*** Begin section ***

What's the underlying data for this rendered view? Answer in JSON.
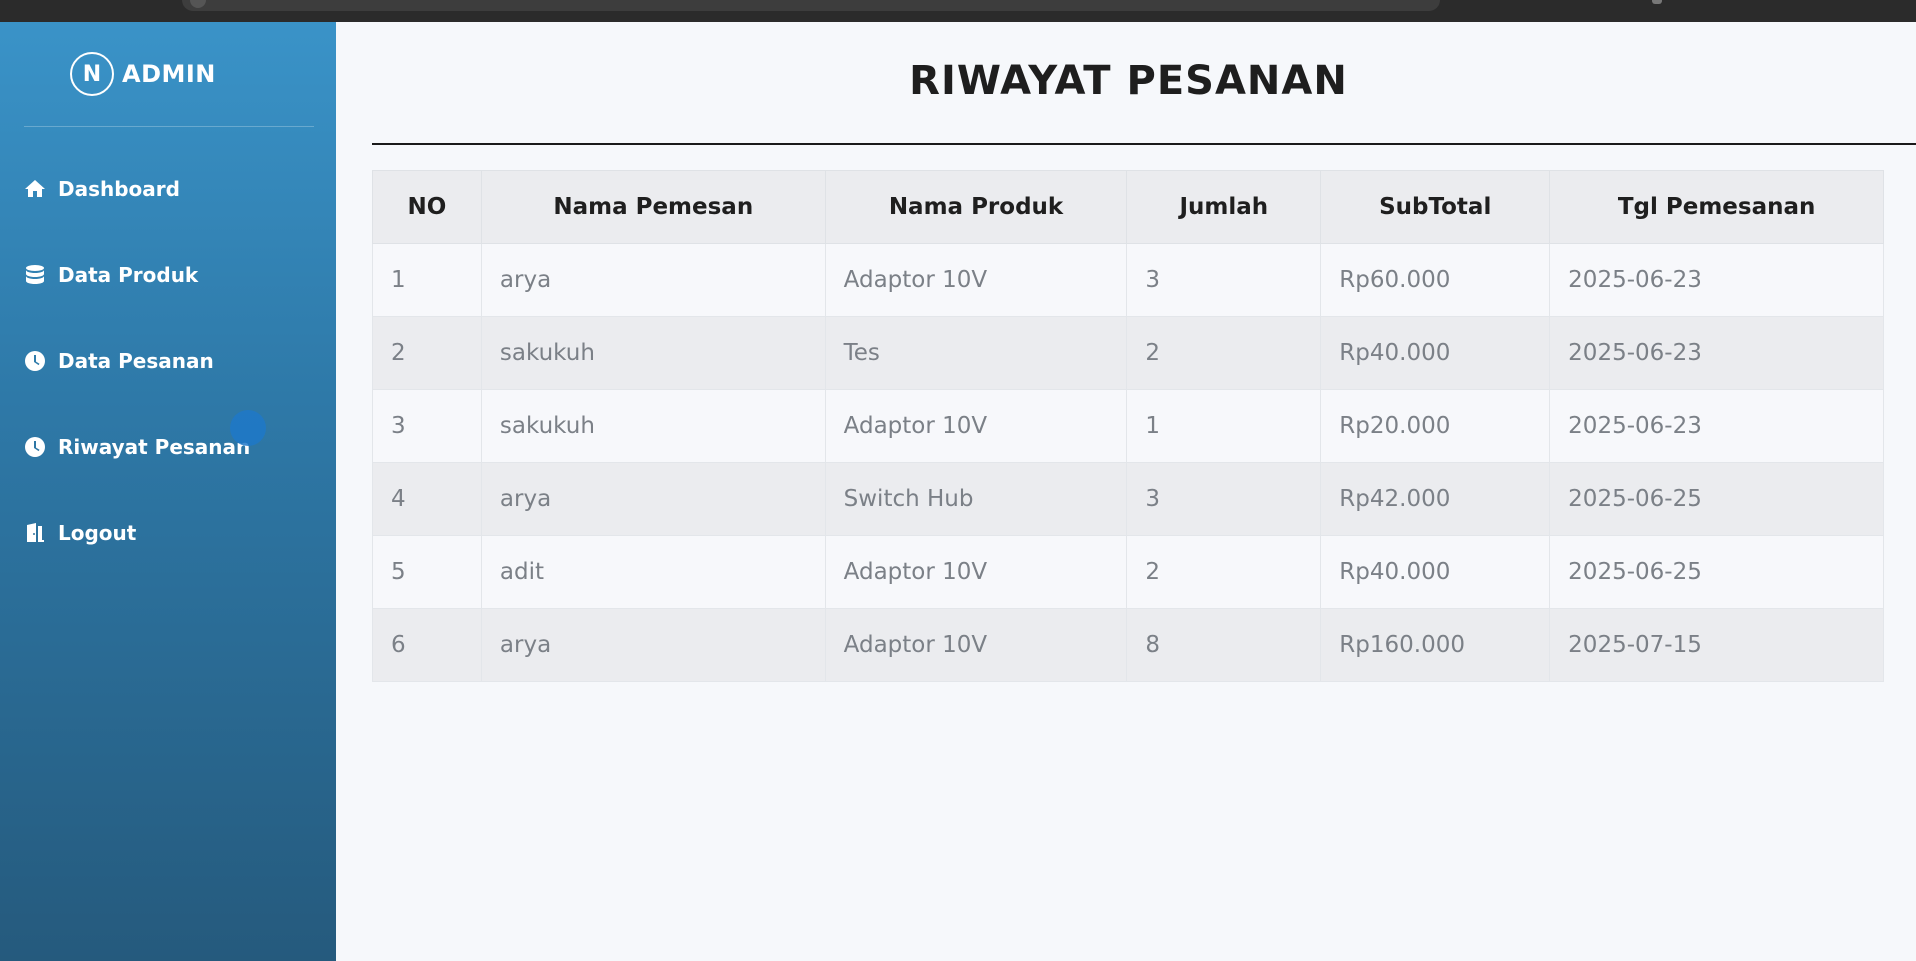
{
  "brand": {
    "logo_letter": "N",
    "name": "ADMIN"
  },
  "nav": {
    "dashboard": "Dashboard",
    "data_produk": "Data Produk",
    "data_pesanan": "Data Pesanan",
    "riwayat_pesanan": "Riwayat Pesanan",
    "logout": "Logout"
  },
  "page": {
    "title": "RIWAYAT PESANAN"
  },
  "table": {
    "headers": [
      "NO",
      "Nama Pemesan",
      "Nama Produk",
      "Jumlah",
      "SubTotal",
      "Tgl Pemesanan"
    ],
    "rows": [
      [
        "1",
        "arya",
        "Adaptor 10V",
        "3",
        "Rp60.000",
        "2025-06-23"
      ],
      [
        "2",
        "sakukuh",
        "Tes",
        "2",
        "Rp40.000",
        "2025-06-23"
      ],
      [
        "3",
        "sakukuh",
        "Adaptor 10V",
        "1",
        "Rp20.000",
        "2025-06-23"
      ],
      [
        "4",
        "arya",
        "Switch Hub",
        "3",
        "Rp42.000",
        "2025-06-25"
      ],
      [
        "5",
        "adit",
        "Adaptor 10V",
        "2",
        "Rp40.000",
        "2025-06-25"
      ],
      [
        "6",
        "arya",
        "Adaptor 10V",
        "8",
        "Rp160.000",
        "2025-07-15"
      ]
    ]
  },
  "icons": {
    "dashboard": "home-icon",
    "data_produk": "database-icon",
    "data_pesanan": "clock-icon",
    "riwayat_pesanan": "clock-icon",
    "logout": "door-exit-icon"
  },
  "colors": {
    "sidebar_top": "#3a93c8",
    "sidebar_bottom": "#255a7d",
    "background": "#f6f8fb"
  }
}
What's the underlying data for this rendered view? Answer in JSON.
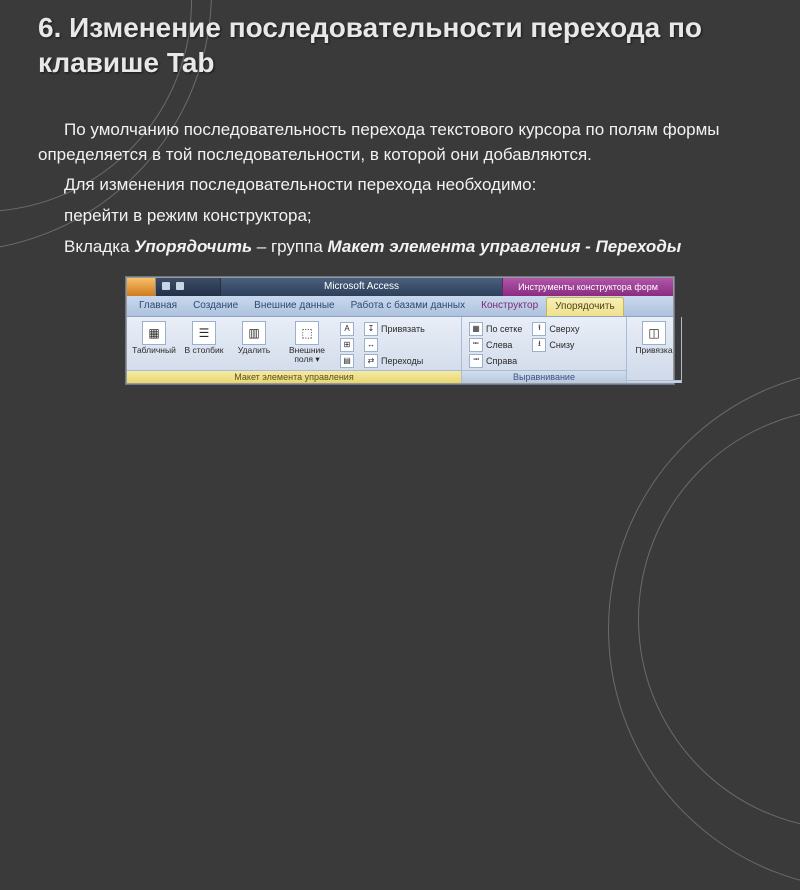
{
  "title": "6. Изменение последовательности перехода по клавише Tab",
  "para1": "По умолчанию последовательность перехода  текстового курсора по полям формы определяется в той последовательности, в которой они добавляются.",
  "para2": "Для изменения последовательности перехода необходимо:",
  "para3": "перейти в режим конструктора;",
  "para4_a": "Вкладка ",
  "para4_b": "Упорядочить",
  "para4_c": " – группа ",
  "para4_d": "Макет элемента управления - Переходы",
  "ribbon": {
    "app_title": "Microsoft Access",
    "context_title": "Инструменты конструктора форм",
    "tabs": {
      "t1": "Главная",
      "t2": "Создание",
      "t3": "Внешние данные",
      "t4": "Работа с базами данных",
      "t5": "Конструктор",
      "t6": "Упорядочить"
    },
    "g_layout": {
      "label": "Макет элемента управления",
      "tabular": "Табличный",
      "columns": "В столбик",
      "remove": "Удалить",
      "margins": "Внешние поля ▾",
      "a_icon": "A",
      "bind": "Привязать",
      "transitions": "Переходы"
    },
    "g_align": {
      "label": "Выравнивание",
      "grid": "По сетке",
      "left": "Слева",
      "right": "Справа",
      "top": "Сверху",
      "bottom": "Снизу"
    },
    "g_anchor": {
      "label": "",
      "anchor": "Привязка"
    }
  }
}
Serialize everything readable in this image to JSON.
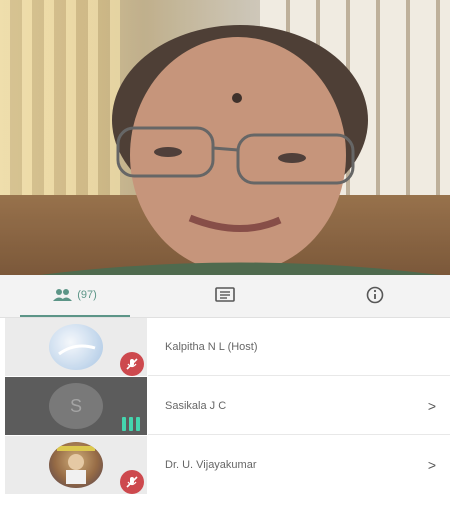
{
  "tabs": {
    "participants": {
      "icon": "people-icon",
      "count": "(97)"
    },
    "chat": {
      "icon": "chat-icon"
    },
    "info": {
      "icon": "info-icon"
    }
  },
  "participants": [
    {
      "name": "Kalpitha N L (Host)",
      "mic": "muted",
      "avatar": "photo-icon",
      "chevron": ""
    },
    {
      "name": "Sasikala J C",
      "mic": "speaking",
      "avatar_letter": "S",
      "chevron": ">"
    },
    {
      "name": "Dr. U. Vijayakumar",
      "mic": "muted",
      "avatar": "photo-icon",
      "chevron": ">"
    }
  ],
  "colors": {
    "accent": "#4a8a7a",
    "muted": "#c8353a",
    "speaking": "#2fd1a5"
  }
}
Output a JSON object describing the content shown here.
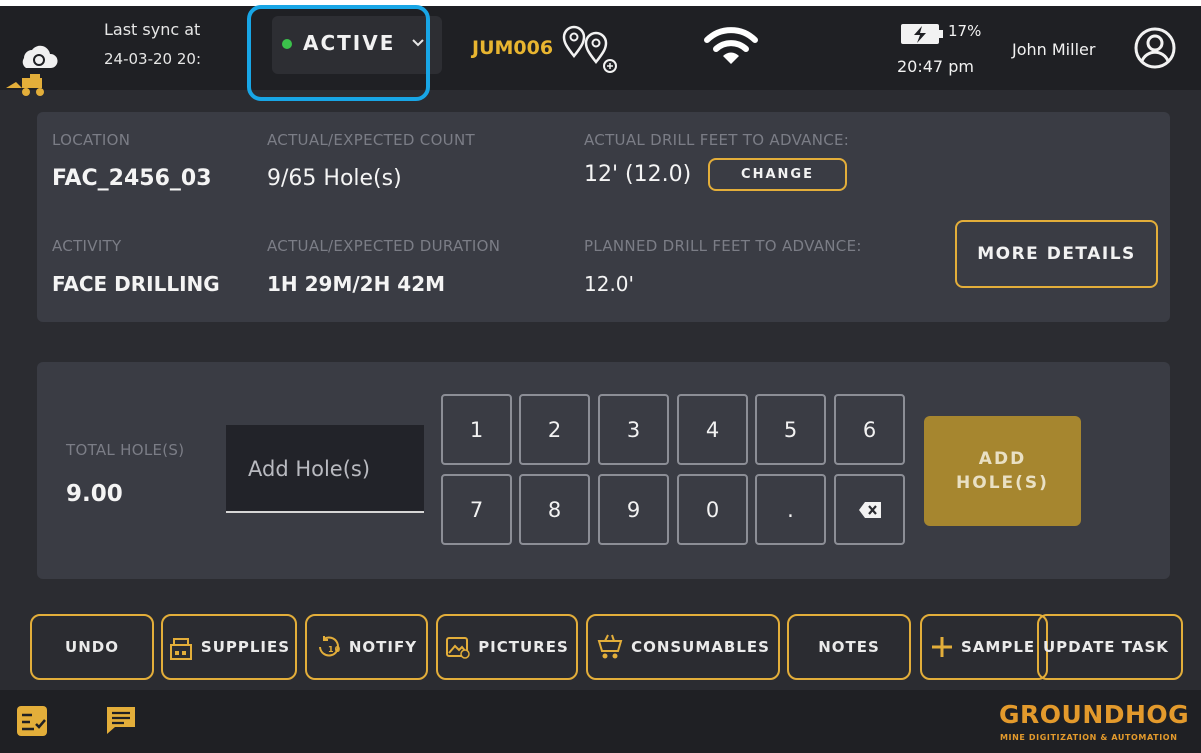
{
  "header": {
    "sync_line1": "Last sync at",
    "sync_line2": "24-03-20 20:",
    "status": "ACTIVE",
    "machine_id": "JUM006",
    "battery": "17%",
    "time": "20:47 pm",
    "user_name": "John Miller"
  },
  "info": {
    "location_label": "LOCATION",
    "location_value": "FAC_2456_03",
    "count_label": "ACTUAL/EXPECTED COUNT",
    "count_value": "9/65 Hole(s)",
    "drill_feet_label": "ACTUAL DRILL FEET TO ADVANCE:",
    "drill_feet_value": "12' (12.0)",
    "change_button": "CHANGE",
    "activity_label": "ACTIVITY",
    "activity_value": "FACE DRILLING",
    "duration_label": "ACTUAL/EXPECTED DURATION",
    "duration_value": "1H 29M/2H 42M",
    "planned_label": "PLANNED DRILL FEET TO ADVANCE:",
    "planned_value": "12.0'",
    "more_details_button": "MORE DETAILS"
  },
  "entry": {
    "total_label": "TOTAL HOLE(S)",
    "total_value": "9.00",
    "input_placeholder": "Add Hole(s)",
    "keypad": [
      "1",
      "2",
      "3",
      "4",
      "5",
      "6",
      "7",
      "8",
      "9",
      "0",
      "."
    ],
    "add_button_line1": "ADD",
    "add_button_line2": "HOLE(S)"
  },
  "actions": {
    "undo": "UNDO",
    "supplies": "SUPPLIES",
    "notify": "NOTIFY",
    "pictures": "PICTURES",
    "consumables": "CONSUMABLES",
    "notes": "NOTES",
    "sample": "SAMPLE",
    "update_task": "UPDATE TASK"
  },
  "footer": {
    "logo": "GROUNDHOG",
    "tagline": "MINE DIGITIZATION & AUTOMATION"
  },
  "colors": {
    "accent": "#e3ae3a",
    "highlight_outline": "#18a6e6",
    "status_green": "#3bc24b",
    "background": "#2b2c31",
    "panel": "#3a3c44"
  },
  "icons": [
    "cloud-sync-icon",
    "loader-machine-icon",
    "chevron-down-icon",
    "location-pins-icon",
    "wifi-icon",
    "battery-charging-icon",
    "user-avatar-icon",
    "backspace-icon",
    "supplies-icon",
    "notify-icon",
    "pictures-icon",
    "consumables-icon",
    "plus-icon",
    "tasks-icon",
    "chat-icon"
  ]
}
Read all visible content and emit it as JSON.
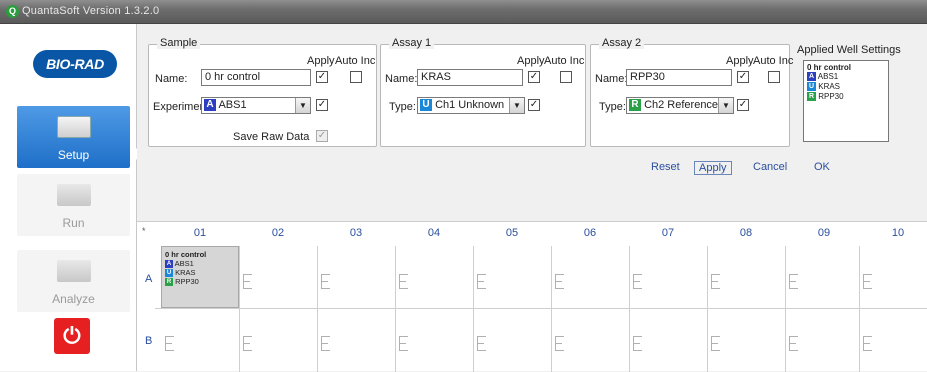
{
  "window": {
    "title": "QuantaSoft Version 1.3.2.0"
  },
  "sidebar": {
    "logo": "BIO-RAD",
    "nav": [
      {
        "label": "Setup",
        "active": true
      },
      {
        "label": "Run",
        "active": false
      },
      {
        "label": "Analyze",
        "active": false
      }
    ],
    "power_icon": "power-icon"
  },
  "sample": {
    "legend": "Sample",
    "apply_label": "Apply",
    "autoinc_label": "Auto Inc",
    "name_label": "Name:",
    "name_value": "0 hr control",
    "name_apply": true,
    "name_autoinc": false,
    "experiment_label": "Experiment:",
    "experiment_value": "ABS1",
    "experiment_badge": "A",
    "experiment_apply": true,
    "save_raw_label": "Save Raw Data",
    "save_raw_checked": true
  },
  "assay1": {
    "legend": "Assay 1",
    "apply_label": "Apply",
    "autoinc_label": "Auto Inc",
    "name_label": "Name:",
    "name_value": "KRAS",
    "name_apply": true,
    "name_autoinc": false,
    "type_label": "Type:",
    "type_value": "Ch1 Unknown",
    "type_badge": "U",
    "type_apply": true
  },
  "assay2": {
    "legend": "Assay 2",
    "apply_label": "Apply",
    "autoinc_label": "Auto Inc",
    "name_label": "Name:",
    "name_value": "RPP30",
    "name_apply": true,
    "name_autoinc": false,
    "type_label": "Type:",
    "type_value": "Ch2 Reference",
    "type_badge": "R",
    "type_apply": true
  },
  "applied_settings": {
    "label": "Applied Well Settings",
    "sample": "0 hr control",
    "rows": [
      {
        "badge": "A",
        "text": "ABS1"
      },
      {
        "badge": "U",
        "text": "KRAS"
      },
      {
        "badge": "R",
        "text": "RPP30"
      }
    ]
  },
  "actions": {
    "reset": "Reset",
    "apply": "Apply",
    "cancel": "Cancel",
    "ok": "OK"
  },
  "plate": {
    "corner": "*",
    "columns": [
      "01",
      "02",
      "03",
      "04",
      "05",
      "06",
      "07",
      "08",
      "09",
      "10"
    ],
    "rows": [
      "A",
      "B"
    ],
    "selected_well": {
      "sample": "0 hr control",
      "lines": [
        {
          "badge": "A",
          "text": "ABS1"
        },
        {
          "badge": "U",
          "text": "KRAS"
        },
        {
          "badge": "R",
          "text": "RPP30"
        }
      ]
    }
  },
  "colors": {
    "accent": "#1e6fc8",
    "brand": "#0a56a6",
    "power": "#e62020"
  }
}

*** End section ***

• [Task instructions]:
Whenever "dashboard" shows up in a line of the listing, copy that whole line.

• [Solution]:
    "dashboard": "Dashboard",
    "dashboard": "home-icon",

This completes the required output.